For 4 servings
- 2 celery stalks, finely chopped
- 1/2 white onion, finely chopped
- 1/2 cup of white wine or vermouth
- 2 cups of arborio rice
- 2,5L of vegetable stock
- 3 tbsp of butter
- 1 cup of grated parmesan
- 1 acorn squash, divided
- A pinch of nutmeg
- Salt & pepper to taste
- 10 chestnuts
- 5-6 sage leaves, chopped
- Olive oil for cooking
Preheat your oven at 400°F. Cut your squash in half and remove the seeds. Take one half and cut into 4-5 chunks. Drizzle with some olive oil, salt & pepper and a pinch of nutmeg. Bake for 40 minutes.
If you bought fresh chesnuts, score them with an X on one side and then bake in the oven for 10-15 minutes. You can do it at the same time as your squash. Let them cool before peeling them and then chop them up into smaller pieces. In a small pan, sautee them for a few minutes with the chopped sage, salt, pepper and some olive oil. Reserve for presentation.
While the squash and chesnuts are baking, take the other half of the squash and chop it into small pieces. Add them to a large saucepan along with your stock and bring to a boil. Reduce heat and let simmer.
In a seperate saucepan on medium-low heat, drizzle some olive oil and sautee your celery and onion. Let them cook for about 10 minutes or until soft. Bump up the heat a bit, then add your rice and deglaze with the wine or vermouth. When the alcohol has evaporated then you can start adding your stock slowly. The key to this is to go a bit at a time so it does require a lot of attention. With a ladle, transfer some hot stock (with the squash chunks) to your rice pan. Always one spoonful at a time! Stir and when the liquid has evaporated, add another one. This can take a good 30 minutes…You can taste as you go and when the grains are no longer crunchy, you can remove the pan from the heat. Then add the butter, the parmesan and salt & pepper to taste.

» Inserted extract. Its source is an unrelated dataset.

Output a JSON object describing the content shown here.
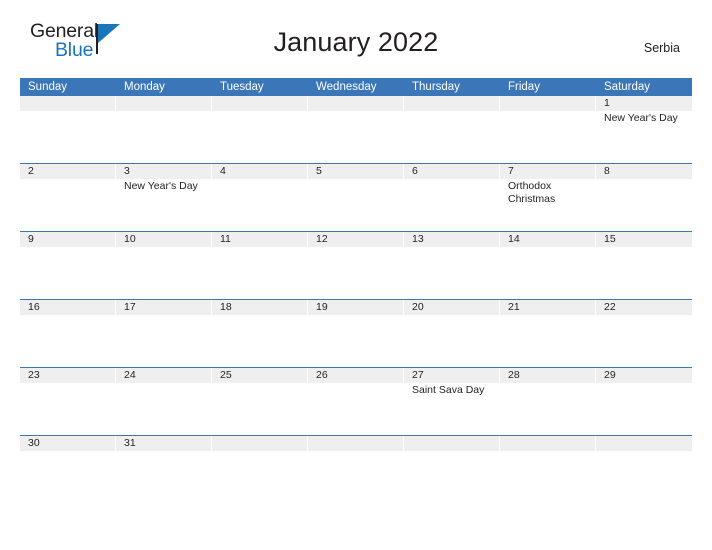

Scoop a generous amount of the risotto into a bowl. Take your oven baked squash, lay it on top of the rice as you please. Sprinkle the chestnut and sage mixture on top as well as some freshly grated parmesan. Finish with a drizzle of olive oil.
WHY IT WORKS

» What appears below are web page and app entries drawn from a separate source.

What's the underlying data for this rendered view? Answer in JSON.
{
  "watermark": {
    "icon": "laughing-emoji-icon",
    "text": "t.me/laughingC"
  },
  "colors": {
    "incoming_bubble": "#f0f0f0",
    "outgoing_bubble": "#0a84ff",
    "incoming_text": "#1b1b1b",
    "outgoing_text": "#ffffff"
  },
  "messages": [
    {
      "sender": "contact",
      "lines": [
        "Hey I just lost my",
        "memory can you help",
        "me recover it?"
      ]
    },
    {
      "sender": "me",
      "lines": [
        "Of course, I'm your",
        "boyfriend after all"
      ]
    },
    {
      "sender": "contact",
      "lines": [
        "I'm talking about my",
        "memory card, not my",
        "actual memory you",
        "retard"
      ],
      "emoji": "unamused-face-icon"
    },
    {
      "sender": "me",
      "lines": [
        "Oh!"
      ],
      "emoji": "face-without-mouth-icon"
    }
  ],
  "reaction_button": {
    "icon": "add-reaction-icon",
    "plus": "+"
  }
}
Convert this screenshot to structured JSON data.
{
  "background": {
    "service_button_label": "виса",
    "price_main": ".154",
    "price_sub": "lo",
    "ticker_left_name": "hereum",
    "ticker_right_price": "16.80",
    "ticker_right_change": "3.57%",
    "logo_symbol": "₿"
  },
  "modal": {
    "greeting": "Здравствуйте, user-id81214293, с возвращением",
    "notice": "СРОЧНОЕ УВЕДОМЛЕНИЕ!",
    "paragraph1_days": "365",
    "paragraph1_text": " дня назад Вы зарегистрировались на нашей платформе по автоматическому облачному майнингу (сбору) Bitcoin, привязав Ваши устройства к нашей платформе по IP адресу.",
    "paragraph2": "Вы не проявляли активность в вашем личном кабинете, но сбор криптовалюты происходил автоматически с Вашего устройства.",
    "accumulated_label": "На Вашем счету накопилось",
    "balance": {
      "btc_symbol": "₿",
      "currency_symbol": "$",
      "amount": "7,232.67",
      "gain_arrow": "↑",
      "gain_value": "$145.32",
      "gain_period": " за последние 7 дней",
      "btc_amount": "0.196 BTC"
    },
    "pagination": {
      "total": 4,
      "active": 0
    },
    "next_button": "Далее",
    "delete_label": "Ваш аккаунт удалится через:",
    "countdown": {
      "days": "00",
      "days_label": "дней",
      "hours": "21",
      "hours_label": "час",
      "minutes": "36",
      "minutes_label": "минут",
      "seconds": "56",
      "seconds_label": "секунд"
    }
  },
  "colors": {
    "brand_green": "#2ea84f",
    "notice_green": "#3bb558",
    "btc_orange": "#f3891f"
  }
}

As we have seen before, wines with high tannins are the perfect counterparts to buttery, salty and fatty dishes. The risotto is rich but by cutting it with the wine, you can keep eating without exhausting your palette. Next time you plan on eating some heavy and creamy pasta your mind should go straight to Nebbiolo!
I would have loved to go all out and buy a really expensive Barolo just for the heck of it but I do have a bit of self control…Slowly but surely, my palette isn’t ready yet anyways!
Beni di Batasiolo Barbaresco 2013, Italy (27,10$)
- Beni di Batasiolo Barolo 2013, Italy (28,55$)
Viberti Giovanni Buon Padre Barolo 2011, Italy (39,75$)
- Nebbiolo, Wikipedia
Nebbiolo: The Grape of Barolo and So Much More, Wine Folly
The Difference Between Barolo vs. Barbaresco, Wine Folly
- Nebbiolo, The Decanter